● **Records supplied**:
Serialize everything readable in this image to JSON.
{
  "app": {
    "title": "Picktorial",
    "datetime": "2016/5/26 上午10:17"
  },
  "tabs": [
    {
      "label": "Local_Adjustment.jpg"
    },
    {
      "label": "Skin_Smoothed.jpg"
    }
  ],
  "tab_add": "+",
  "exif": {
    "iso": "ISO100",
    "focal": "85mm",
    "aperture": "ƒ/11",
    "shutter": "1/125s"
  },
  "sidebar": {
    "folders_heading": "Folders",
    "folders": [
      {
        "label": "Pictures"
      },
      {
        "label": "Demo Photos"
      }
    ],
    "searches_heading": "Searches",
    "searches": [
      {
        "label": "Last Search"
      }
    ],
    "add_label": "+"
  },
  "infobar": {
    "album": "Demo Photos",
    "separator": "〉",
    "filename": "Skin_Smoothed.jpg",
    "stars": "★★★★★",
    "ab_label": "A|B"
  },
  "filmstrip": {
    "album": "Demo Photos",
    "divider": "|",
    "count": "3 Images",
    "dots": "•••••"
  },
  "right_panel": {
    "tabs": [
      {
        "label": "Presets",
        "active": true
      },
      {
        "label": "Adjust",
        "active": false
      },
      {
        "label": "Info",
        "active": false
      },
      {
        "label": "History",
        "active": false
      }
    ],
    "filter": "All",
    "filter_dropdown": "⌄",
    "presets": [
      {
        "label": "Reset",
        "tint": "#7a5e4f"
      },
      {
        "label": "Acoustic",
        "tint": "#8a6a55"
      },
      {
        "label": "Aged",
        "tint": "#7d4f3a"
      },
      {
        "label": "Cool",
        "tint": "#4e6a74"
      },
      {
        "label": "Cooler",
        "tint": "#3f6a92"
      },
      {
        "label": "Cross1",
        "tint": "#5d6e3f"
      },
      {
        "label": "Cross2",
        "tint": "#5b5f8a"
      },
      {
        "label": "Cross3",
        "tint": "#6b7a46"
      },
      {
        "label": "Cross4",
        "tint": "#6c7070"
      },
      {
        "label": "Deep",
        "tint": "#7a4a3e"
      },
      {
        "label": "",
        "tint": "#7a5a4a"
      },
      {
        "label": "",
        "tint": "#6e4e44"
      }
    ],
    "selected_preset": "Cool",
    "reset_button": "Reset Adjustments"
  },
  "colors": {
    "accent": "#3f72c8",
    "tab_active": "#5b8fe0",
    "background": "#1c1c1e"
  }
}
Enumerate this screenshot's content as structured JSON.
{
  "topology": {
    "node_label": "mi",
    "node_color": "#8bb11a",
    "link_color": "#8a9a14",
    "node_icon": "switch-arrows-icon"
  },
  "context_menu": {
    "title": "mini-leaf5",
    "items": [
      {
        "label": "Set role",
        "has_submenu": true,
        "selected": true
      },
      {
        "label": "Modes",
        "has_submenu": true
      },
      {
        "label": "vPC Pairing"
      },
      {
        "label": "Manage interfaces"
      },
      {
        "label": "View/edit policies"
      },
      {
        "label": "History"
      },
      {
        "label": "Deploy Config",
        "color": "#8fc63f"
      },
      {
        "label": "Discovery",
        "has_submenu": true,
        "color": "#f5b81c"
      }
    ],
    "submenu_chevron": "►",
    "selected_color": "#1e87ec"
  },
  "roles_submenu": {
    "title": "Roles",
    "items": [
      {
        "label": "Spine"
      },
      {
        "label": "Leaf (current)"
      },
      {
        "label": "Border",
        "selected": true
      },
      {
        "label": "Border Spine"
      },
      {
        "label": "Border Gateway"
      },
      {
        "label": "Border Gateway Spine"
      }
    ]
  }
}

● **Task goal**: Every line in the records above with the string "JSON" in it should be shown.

● **Exercise answer**:
Serialize everything readable in this image to JSON.
Enumerate this screenshot's content as structured JSON.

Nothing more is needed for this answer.